**Excerpted records**

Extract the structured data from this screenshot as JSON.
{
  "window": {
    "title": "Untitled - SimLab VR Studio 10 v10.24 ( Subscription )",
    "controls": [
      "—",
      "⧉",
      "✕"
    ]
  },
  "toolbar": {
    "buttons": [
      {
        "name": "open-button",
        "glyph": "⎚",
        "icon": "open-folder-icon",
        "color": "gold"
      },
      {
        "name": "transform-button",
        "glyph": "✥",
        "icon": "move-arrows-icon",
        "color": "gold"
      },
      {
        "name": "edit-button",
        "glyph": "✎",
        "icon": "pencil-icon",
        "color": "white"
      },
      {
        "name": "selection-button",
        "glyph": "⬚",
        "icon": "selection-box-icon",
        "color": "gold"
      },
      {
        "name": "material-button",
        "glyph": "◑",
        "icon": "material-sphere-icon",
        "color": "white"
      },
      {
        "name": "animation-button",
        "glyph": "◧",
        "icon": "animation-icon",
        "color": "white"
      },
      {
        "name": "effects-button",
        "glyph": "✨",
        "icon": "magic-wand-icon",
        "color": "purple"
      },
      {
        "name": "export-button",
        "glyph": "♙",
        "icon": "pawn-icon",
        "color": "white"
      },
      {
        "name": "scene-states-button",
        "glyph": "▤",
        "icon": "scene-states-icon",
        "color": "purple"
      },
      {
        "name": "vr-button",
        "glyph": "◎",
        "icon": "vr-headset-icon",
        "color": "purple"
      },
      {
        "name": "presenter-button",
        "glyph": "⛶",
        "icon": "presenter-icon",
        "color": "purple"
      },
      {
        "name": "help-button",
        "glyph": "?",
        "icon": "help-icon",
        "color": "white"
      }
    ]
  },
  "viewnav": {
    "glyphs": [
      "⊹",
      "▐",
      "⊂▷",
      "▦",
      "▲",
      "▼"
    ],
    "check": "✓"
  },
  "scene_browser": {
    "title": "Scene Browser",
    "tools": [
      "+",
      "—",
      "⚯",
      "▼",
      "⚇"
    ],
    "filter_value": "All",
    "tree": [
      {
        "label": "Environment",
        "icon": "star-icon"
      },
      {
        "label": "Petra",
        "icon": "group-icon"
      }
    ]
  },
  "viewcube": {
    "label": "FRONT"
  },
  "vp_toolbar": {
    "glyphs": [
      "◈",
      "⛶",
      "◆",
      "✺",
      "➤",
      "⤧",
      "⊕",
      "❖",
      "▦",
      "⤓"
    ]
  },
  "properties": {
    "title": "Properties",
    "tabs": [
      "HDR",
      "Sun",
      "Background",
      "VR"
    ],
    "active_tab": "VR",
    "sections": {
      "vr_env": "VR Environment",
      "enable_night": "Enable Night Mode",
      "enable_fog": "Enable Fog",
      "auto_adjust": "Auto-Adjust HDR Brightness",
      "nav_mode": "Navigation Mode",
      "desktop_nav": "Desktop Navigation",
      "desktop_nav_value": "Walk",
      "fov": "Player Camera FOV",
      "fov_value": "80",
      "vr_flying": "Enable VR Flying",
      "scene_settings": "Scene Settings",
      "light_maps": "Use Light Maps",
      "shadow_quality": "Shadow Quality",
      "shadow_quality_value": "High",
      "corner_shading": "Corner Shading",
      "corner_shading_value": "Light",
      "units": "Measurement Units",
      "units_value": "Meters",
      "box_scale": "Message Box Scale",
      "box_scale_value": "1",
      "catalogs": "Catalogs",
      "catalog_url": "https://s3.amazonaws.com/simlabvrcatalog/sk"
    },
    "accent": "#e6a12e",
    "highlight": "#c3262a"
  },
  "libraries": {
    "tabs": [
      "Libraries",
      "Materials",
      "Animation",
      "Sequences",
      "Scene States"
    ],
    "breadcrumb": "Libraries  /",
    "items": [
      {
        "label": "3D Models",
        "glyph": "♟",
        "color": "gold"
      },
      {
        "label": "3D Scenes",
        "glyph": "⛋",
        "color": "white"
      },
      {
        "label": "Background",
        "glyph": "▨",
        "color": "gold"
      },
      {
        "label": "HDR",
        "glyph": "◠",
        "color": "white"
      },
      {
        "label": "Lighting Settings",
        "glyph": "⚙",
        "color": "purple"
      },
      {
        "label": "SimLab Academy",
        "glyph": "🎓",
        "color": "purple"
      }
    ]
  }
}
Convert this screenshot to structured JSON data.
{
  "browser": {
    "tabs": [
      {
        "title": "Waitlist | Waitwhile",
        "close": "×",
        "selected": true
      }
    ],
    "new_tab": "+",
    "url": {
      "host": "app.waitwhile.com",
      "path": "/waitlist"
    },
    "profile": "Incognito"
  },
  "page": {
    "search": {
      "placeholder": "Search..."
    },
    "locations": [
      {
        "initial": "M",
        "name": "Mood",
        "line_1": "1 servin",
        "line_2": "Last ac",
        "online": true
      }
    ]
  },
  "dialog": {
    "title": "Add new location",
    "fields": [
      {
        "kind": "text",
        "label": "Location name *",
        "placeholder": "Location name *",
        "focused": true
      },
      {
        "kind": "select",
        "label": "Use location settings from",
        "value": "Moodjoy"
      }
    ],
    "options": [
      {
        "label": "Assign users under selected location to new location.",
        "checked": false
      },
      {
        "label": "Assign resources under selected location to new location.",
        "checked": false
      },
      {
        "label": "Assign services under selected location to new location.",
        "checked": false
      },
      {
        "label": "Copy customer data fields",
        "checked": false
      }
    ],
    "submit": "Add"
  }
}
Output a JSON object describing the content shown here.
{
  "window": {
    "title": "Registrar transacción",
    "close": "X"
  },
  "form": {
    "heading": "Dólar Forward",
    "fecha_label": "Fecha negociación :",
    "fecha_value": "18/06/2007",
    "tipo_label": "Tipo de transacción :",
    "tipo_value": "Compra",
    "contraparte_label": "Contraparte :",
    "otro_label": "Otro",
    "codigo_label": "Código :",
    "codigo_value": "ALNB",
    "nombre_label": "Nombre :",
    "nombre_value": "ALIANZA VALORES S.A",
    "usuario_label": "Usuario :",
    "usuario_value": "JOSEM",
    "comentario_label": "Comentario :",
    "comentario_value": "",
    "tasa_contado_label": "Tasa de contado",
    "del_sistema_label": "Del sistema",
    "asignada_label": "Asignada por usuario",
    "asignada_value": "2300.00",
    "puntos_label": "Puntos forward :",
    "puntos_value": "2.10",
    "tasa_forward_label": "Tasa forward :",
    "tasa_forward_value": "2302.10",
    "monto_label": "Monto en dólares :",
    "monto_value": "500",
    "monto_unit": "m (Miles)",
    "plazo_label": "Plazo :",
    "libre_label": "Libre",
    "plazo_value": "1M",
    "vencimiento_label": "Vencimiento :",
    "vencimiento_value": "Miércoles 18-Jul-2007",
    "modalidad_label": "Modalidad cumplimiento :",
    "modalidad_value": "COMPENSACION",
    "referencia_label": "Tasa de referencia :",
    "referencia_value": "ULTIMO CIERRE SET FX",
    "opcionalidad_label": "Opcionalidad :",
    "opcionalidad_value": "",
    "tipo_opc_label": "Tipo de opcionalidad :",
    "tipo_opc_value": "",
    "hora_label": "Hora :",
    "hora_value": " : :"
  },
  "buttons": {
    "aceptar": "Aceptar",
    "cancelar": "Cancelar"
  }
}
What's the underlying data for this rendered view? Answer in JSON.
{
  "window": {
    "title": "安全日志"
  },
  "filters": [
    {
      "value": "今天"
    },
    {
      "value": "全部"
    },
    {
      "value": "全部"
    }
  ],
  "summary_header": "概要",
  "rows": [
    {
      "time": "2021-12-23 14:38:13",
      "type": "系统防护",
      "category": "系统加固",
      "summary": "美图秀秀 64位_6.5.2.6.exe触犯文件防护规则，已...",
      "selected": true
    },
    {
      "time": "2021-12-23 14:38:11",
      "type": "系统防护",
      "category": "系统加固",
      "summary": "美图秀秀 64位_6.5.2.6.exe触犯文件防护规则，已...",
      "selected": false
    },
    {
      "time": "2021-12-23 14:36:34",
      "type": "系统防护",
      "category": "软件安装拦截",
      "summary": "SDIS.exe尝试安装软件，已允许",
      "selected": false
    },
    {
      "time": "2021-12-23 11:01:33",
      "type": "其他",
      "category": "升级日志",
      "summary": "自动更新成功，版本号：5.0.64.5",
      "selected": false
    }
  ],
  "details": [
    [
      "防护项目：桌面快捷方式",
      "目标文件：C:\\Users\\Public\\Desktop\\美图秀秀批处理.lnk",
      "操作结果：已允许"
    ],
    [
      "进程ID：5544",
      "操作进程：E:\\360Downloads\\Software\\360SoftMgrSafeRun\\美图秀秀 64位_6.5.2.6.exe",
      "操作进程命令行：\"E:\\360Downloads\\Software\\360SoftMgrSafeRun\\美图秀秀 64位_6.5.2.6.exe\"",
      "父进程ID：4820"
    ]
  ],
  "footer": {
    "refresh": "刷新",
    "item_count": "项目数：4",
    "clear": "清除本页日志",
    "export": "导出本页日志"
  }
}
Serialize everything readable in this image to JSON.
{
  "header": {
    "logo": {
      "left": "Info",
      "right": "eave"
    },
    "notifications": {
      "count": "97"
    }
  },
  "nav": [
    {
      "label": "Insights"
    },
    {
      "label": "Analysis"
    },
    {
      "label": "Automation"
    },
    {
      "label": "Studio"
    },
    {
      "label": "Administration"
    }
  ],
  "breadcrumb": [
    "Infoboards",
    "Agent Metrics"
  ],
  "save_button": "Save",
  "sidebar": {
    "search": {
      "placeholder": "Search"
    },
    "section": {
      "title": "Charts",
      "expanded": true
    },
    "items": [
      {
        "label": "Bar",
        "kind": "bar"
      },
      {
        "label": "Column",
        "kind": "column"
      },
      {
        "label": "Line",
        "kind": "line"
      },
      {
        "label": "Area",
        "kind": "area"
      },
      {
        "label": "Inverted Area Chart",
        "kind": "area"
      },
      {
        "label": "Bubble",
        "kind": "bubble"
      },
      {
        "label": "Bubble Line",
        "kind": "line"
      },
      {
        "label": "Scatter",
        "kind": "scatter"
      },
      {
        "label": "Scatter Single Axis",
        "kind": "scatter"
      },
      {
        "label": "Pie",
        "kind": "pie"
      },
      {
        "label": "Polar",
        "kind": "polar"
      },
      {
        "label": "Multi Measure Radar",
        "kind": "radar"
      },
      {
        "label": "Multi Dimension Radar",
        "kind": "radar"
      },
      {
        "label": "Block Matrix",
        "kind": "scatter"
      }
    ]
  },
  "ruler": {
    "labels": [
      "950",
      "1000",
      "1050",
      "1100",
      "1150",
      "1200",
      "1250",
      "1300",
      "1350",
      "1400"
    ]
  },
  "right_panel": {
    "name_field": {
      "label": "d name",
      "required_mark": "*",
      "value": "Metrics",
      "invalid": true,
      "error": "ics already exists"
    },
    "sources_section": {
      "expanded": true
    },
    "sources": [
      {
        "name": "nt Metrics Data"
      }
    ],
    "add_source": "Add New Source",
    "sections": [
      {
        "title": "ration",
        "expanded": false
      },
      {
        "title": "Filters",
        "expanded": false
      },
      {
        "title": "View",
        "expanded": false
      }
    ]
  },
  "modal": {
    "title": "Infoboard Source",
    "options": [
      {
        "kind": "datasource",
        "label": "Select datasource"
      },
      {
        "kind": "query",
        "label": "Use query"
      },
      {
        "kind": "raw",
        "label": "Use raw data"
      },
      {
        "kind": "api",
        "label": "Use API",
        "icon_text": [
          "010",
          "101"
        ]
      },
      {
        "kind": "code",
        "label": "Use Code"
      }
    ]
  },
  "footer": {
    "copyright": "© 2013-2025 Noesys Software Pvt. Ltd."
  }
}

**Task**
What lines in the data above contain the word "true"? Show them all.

**Output for this task**
        "selected": true
        "online": true
        "focused": true
      "selected": true
      "expanded": true
      "invalid": true,
      "expanded": true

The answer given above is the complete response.